Then my fellow panelists (Holly Burns and Diane Cu) and I were invited onstage to answer questions such as “What creates a memorable travel experience (good and bad)?” and “What motivates a woman to share that travel experience?”
My answer to the latter was to quote something Trish had said earlier: “My job is to tell people stories.” Well, that’s not actually what I get paid to do (though I would like to), but being a storyteller is such a huge part of my personality that I can’t not do it. Trish had also recommended: “When you travel, do some field reporting of your own – get to know a community.” Which is exactly what I love to do.
The audience seemed interested, listening closely and asking questions even though we were the last item before lunch. A notable difference from the tech conferences I usually attend, aside from the gender ratio, was that nobody except us bloggers had her head buried in a laptop or iPhone – they were actually giving us their full attention.
In the afternoon, the attendees broke into small groups to discuss and recap the day’s topics. This gave the Hyatt staff opportunity to hear from their customers, which probably was – certainly should have been – the point of the whole event. I didn’t attend any of these sessions, but from other conversations I gleaned a lot of what they probably heard about the concerns, needs and desires of women traveling on business.
I have traveled a great deal on business myself, usually alone (I have often found myself the only woman traveling solo in business class on a flight). I don’t seem to be a representative sample, however: most of the women I heard from were far more concerned with basic safety than I am ever conscious of being. Oh, I am careful and do not expose myself to danger, but I just don’t think about it much one way or the other.
What concerns me more is loneliness. I hate eating meals alone and being in a hotel room at night with nothing to do but work or watch TV. But I’m not a hanging out in bars type, and I empathize with most women’s preference not to get hit on by random men.

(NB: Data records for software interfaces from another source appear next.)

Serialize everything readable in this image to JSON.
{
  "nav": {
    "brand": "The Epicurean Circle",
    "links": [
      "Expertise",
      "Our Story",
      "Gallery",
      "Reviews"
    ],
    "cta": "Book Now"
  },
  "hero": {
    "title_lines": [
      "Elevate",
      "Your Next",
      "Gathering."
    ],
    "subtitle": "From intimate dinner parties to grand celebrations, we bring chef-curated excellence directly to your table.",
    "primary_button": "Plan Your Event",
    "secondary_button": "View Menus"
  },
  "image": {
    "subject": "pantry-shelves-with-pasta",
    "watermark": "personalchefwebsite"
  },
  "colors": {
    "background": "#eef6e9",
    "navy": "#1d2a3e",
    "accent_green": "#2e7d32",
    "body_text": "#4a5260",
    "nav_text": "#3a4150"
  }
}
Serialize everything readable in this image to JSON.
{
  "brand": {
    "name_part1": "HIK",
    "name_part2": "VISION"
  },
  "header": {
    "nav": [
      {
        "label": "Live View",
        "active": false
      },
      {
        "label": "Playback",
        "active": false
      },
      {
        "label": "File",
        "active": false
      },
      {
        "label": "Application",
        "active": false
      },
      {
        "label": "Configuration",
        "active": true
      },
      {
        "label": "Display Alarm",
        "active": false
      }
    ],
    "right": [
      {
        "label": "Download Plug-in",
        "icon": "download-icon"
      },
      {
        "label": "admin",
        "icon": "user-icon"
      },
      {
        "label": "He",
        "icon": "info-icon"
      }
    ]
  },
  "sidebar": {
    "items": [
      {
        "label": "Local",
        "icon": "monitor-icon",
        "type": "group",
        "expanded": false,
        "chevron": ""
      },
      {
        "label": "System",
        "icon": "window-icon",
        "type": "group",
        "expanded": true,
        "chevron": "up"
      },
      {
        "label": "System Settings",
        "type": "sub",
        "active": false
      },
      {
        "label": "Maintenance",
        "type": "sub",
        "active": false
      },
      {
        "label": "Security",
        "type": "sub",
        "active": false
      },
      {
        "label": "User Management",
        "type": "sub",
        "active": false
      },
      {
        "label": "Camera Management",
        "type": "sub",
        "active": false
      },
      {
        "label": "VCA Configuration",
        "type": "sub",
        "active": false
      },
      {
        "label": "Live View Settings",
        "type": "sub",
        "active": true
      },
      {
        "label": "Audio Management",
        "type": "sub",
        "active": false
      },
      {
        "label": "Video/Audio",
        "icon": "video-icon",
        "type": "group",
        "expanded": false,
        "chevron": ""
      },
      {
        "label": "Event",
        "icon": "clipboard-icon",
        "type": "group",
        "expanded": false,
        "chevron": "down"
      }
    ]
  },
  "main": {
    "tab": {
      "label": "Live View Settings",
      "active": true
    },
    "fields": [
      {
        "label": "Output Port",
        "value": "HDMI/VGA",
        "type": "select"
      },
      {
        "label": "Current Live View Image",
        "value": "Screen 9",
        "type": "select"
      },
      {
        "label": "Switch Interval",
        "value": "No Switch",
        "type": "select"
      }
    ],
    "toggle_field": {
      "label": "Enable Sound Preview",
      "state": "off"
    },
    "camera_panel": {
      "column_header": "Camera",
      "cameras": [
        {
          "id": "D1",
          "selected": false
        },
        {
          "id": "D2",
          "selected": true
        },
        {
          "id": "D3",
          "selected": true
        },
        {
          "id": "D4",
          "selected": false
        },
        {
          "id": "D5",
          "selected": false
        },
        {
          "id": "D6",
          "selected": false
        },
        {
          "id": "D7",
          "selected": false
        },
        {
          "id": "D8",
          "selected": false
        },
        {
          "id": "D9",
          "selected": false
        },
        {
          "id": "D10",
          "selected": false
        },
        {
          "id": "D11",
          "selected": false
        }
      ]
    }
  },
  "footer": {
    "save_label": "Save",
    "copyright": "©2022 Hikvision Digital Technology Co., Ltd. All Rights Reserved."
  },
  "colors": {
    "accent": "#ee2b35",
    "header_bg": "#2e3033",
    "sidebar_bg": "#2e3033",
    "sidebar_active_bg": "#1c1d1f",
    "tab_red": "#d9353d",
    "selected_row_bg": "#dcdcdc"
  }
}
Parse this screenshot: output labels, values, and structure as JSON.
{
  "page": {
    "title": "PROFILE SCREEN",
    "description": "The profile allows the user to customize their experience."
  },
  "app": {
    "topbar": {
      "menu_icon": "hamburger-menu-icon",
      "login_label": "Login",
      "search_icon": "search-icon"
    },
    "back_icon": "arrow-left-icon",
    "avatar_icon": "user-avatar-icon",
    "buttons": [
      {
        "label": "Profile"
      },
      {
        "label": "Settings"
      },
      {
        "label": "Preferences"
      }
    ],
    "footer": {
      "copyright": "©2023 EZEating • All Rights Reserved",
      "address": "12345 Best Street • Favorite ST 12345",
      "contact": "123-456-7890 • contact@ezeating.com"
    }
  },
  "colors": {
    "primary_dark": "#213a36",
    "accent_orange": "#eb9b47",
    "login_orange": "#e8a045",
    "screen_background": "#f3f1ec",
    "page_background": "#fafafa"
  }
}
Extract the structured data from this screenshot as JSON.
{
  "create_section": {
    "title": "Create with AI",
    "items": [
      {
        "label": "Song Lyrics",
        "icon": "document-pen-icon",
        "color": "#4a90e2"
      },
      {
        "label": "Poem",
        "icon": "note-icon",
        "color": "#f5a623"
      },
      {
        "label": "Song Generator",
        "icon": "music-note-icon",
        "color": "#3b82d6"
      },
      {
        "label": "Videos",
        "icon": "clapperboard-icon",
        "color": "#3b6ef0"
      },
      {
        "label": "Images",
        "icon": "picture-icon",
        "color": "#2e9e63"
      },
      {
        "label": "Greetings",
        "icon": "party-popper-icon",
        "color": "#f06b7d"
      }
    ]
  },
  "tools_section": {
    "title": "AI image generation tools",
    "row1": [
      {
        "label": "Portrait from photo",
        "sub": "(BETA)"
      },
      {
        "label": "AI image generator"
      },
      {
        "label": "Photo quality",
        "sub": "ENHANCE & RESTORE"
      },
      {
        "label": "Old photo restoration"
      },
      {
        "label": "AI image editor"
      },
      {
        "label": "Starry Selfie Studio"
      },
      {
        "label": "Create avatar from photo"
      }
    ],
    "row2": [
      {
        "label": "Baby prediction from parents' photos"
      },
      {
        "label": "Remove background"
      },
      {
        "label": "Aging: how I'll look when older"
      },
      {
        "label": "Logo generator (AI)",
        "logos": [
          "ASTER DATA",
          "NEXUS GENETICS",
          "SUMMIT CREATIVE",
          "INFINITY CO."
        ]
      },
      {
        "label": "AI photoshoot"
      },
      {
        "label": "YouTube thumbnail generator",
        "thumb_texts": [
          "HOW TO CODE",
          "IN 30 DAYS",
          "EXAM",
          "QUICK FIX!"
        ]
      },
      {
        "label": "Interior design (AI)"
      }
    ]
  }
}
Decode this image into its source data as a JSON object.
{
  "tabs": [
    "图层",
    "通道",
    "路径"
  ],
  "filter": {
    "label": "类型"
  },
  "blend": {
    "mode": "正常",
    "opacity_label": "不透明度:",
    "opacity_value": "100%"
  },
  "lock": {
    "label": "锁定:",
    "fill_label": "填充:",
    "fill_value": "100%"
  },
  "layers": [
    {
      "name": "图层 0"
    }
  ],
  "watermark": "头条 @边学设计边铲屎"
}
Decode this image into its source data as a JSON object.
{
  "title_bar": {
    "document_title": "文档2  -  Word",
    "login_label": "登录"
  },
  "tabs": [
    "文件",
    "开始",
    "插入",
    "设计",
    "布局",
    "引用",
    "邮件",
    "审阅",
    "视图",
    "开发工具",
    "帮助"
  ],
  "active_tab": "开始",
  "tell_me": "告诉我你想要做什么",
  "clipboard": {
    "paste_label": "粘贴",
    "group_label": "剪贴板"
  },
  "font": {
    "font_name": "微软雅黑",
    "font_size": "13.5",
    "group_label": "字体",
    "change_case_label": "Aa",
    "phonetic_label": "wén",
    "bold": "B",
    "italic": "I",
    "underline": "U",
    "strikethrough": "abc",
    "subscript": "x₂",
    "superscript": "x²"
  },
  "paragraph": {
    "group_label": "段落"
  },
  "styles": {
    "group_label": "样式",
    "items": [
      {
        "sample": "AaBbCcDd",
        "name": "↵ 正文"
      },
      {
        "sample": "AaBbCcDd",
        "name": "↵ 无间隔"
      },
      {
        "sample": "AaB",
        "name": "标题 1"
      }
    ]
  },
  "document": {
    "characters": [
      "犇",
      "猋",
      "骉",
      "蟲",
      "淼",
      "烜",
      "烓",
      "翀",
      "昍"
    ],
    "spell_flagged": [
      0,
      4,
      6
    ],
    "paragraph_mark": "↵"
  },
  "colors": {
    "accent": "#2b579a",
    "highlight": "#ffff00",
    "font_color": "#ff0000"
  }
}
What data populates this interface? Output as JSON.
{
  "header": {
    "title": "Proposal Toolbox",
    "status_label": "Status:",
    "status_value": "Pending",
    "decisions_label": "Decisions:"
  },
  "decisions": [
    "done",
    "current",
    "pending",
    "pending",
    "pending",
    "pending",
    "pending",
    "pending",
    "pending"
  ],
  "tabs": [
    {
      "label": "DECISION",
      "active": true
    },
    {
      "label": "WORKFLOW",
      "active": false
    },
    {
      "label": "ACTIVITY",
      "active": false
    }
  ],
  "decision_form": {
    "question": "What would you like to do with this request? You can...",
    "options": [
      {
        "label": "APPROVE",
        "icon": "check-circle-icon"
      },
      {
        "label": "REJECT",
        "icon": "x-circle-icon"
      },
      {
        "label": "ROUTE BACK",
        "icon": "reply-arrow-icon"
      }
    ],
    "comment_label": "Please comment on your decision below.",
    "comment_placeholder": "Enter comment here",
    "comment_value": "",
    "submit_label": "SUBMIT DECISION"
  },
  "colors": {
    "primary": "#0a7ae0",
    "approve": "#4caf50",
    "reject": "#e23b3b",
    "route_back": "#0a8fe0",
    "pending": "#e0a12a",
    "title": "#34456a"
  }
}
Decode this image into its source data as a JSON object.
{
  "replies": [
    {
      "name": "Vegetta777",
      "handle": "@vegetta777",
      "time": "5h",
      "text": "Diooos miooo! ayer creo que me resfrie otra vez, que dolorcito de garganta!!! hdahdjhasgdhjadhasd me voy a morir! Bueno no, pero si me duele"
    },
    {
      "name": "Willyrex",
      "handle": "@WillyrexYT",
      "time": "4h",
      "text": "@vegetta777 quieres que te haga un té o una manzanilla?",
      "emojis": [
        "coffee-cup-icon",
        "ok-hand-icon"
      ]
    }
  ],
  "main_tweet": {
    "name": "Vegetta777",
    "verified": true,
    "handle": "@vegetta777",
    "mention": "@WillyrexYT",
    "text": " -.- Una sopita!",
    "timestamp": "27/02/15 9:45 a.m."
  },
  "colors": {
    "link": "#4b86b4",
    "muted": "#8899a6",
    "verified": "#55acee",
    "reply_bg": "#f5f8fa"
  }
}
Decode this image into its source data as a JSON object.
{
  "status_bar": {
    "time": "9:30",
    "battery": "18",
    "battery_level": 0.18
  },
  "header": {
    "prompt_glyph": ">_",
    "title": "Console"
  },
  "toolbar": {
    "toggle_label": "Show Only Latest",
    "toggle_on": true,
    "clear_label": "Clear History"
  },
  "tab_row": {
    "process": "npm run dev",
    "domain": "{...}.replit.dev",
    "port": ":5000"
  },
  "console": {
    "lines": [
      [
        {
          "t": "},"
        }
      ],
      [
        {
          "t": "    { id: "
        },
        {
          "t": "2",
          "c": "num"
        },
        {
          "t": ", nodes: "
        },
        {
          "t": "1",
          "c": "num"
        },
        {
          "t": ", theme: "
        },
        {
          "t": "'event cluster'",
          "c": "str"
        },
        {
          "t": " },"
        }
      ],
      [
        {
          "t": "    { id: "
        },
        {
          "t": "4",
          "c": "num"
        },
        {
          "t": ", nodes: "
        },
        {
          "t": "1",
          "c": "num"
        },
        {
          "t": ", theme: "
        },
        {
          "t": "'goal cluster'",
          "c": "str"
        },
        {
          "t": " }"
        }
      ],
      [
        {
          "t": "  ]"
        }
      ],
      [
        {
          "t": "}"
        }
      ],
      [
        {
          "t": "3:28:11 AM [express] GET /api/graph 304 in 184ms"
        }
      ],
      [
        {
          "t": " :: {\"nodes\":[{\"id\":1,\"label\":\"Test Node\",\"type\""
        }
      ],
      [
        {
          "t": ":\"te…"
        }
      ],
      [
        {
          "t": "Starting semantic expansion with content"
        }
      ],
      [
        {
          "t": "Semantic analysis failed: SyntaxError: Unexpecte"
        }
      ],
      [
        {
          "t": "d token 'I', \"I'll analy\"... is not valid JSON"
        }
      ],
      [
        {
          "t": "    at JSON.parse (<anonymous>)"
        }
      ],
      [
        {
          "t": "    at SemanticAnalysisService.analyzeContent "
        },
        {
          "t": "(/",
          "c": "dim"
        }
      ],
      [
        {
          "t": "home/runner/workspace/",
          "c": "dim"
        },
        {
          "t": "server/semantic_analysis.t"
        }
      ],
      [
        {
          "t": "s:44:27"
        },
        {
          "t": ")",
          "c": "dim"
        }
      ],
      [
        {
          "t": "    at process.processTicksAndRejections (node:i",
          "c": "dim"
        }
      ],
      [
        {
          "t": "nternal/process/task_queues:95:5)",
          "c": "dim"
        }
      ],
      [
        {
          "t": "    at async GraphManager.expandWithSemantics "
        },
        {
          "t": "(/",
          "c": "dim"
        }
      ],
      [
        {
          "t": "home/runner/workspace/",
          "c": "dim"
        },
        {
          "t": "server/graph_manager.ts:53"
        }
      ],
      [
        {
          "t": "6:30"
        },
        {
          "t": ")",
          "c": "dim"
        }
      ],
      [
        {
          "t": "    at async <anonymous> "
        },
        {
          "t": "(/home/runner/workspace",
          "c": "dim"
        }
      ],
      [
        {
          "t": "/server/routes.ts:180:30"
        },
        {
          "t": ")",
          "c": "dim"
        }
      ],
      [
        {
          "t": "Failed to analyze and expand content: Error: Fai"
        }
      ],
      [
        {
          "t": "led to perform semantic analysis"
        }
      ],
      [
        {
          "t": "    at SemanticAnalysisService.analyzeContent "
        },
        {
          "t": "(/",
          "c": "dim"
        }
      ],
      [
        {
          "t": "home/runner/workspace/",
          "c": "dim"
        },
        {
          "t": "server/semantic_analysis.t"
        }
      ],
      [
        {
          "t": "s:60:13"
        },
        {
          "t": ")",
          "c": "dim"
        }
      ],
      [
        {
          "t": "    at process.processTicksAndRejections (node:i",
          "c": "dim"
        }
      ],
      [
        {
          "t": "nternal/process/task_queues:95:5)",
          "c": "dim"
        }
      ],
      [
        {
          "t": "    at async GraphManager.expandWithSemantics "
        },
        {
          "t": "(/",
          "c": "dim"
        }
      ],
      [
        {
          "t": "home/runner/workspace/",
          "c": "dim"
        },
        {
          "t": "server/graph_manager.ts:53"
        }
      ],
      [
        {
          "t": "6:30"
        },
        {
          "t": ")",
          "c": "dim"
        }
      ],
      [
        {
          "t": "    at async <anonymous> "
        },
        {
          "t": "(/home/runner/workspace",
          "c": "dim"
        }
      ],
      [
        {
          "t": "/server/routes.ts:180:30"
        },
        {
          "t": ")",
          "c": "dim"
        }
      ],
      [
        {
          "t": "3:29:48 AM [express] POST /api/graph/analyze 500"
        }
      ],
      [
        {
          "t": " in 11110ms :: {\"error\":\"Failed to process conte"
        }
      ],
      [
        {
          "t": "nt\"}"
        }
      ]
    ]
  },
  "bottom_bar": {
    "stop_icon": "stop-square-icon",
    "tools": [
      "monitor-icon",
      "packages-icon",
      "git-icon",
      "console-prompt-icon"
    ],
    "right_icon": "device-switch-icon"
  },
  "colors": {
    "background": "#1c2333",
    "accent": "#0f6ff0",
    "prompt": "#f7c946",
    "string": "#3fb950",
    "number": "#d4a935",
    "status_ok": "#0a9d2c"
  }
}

Women traveling alone tend to gravitate towards one another, given a chance – that’s how I ended up helping to smuggle an ostrich out of Africa…
But, if you don’t like eating or hanging out in a hotel bar alone, how will you find those other women? Here’s where hotel chains could help. An interesting experiment during the Women & Business summit was a smartphone app custom-designed by a company called Yapmo. It was meant to help attendees interact during and after the conference, for Hyatt to ask them questions during and after, and maybe to help them retain an ongoing sense of community. Build out this online community of women, and there’s a good chance that some of them will cross paths from time to time in Hyatt hotels around the world. An added benefit for the community members would be networking outside our usual industry boundaries, which could lead to some serendipitous outcomes.
I’d be interested in participating in such a project, from both the software and community angles – and you can bet I let Hyatt know it!
photo at top: interior of the new Hyatt Regency New Orleans